### [WHAT IS NEEDED]
Show all lines of the listing that hold the word "body".

### [WORKING DATA]
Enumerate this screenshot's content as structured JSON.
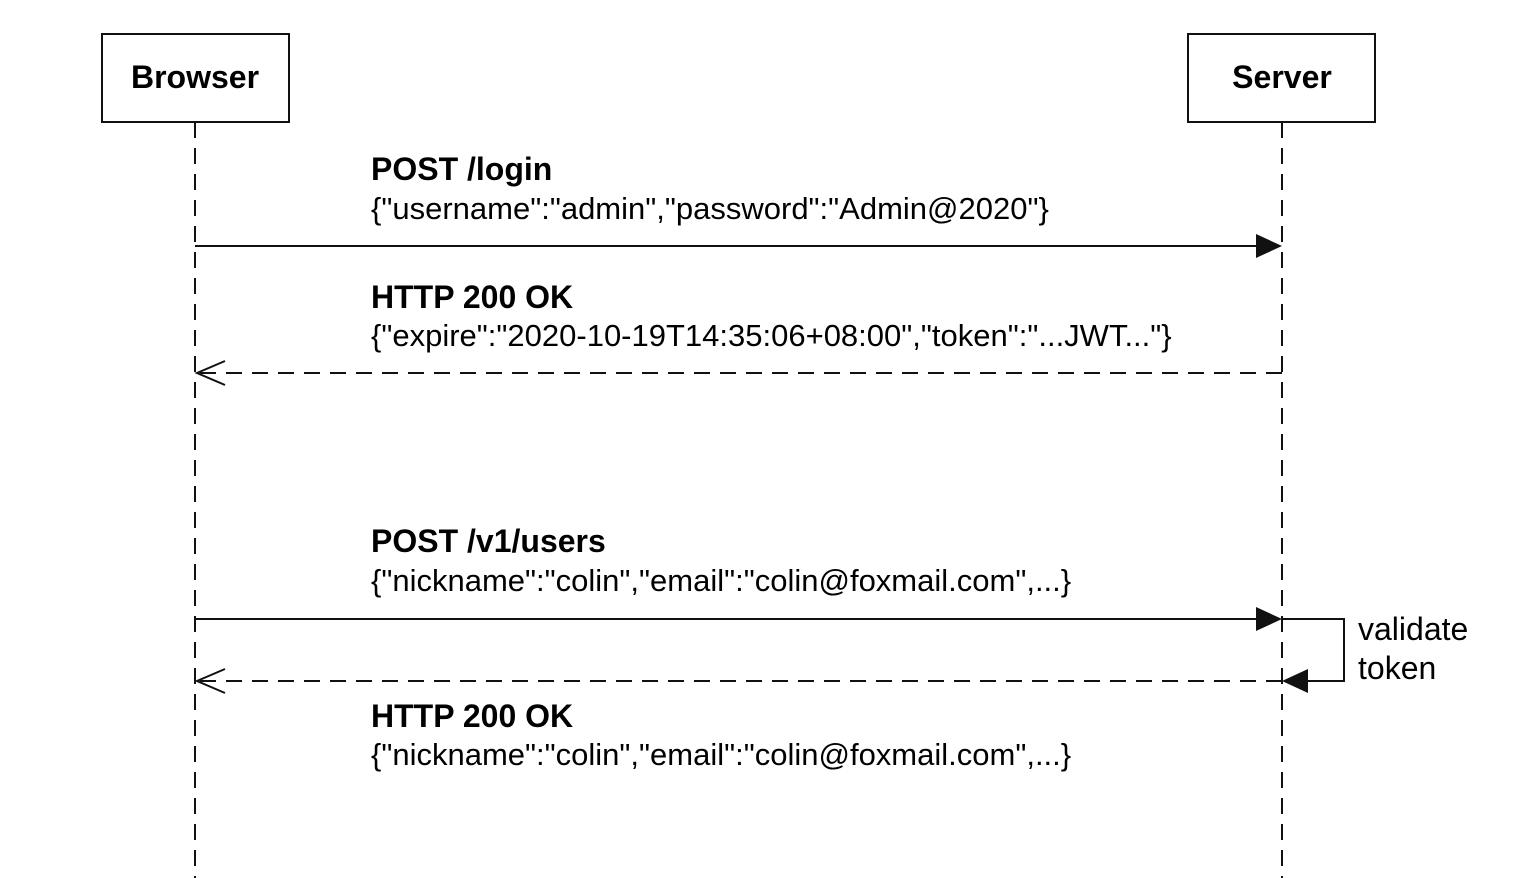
{
  "diagram": {
    "type": "sequence",
    "actors": {
      "browser": "Browser",
      "server": "Server"
    },
    "messages": [
      {
        "title": "POST /login",
        "body": "{\"username\":\"admin\",\"password\":\"Admin@2020\"}"
      },
      {
        "title": "HTTP 200 OK",
        "body": "{\"expire\":\"2020-10-19T14:35:06+08:00\",\"token\":\"...JWT...\"}"
      },
      {
        "title": "POST /v1/users",
        "body": "{\"nickname\":\"colin\",\"email\":\"colin@foxmail.com\",...}"
      },
      {
        "title": "HTTP 200 OK",
        "body": "{\"nickname\":\"colin\",\"email\":\"colin@foxmail.com\",...}"
      }
    ],
    "self_note": [
      "validate",
      "token"
    ]
  }
}
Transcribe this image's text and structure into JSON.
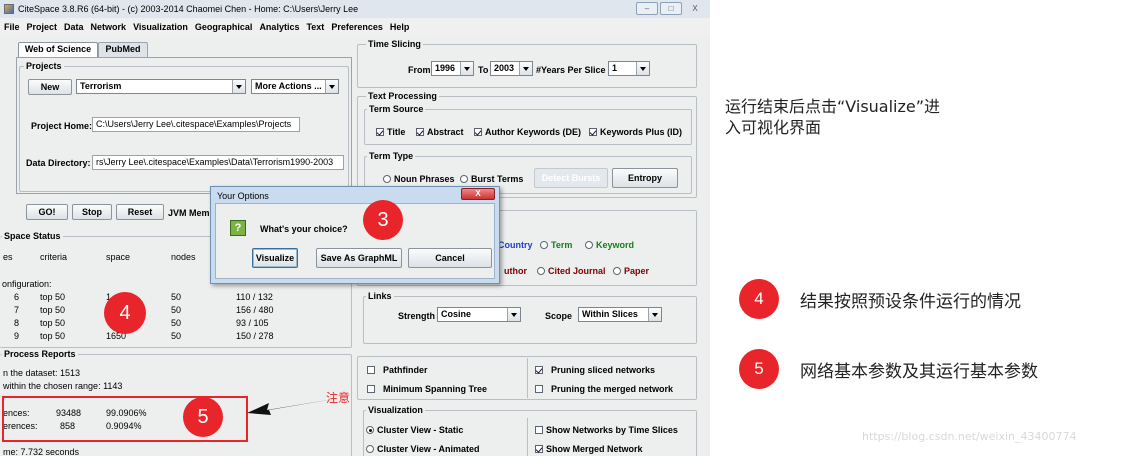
{
  "window": {
    "title": "CiteSpace 3.8.R6 (64-bit) - (c) 2003-2014 Chaomei Chen - Home: C:\\Users\\Jerry Lee",
    "controls": [
      "–",
      "□",
      "X"
    ]
  },
  "menu": [
    "File",
    "Project",
    "Data",
    "Network",
    "Visualization",
    "Geographical",
    "Analytics",
    "Text",
    "Preferences",
    "Help"
  ],
  "tabs": {
    "wos": "Web of Science",
    "pubmed": "PubMed"
  },
  "projects": {
    "legend": "Projects",
    "new_label": "New",
    "project_value": "Terrorism",
    "more_actions": "More Actions ...",
    "home_label": "Project Home:",
    "home_value": "C:\\Users\\Jerry Lee\\.citespace\\Examples\\Projects",
    "data_label": "Data Directory:",
    "data_value": "rs\\Jerry Lee\\.citespace\\Examples\\Data\\Terrorism1990-2003"
  },
  "controls": {
    "go": "GO!",
    "stop": "Stop",
    "reset": "Reset",
    "jvm": "JVM Mem"
  },
  "status": {
    "legend": "Space Status",
    "headers": [
      "es",
      "criteria",
      "space",
      "nodes"
    ],
    "config": "onfiguration:",
    "rows": [
      {
        "a": "6",
        "b": "top 50",
        "c": "1",
        "d": "50",
        "e": "110 / 132"
      },
      {
        "a": "7",
        "b": "top 50",
        "c": "",
        "d": "50",
        "e": "156 / 480"
      },
      {
        "a": "8",
        "b": "top 50",
        "c": "",
        "d": "50",
        "e": "93 / 105"
      },
      {
        "a": "9",
        "b": "top 50",
        "c": "1650",
        "d": "50",
        "e": "150 / 278"
      }
    ]
  },
  "process": {
    "legend": "Process Reports",
    "line1": "n the dataset: 1513",
    "line2": "within the chosen range: 1143",
    "r1_label": "ences:",
    "r1_val": "93488",
    "r1_pct": "99.0906%",
    "r2_label": "erences:",
    "r2_val": "858",
    "r2_pct": "0.9094%",
    "time": "me:  7.732 seconds"
  },
  "time_slicing": {
    "legend": "Time Slicing",
    "from_label": "From",
    "from_value": "1996",
    "to_label": "To",
    "to_value": "2003",
    "years_label": "#Years Per Slice",
    "years_value": "1"
  },
  "text_processing": {
    "legend": "Text Processing",
    "term_source_legend": "Term Source",
    "sources": [
      "Title",
      "Abstract",
      "Author Keywords (DE)",
      "Keywords Plus (ID)"
    ],
    "term_type_legend": "Term Type",
    "noun_phrases": "Noun Phrases",
    "burst_terms": "Burst Terms",
    "detect_bursts": "Detect Bursts",
    "entropy": "Entropy"
  },
  "node_types": {
    "country": "Country",
    "term": "Term",
    "keyword": "Keyword",
    "author": "uthor",
    "cited_journal": "Cited Journal",
    "paper": "Paper"
  },
  "links": {
    "legend": "Links",
    "strength_label": "Strength",
    "strength_value": "Cosine",
    "scope_label": "Scope",
    "scope_value": "Within Slices"
  },
  "pruning": {
    "pathfinder": "Pathfinder",
    "mst": "Minimum Spanning Tree",
    "sliced": "Pruning sliced networks",
    "merged": "Pruning the merged network"
  },
  "visualization": {
    "legend": "Visualization",
    "static": "Cluster View - Static",
    "animated": "Cluster View - Animated",
    "by_slices": "Show Networks by Time Slices",
    "merged": "Show Merged Network"
  },
  "dialog": {
    "title": "Your Options",
    "question": "What's your choice?",
    "visualize": "Visualize",
    "save_graphml": "Save As GraphML",
    "cancel": "Cancel",
    "close": "X"
  },
  "annotations": {
    "circle3": "3",
    "circle4": "4",
    "circle5": "5",
    "attention": "注意",
    "instruction_line1": "运行结束后点击“Visualize”进",
    "instruction_line2": "入可视化界面",
    "legend4_num": "4",
    "legend4_text": "结果按照预设条件运行的情况",
    "legend5_num": "5",
    "legend5_text": "网络基本参数及其运行基本参数",
    "watermark": "https://blog.csdn.net/weixin_43400774"
  },
  "colors": {
    "highlight": "#e8252a",
    "green_text": "#1a7a1a",
    "blue_text": "#1a3fd0",
    "maroon_text": "#800000"
  }
}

### [YOUR RESPONSE]
        "body": "{\"username\":\"admin\",\"password\":\"Admin@2020\"}"
        "body": "{\"expire\":\"2020-10-19T14:35:06+08:00\",\"token\":\"...JWT...\"}"
        "body": "{\"nickname\":\"colin\",\"email\":\"colin@foxmail.com\",...}"
        "body": "{\"nickname\":\"colin\",\"email\":\"colin@foxmail.com\",...}"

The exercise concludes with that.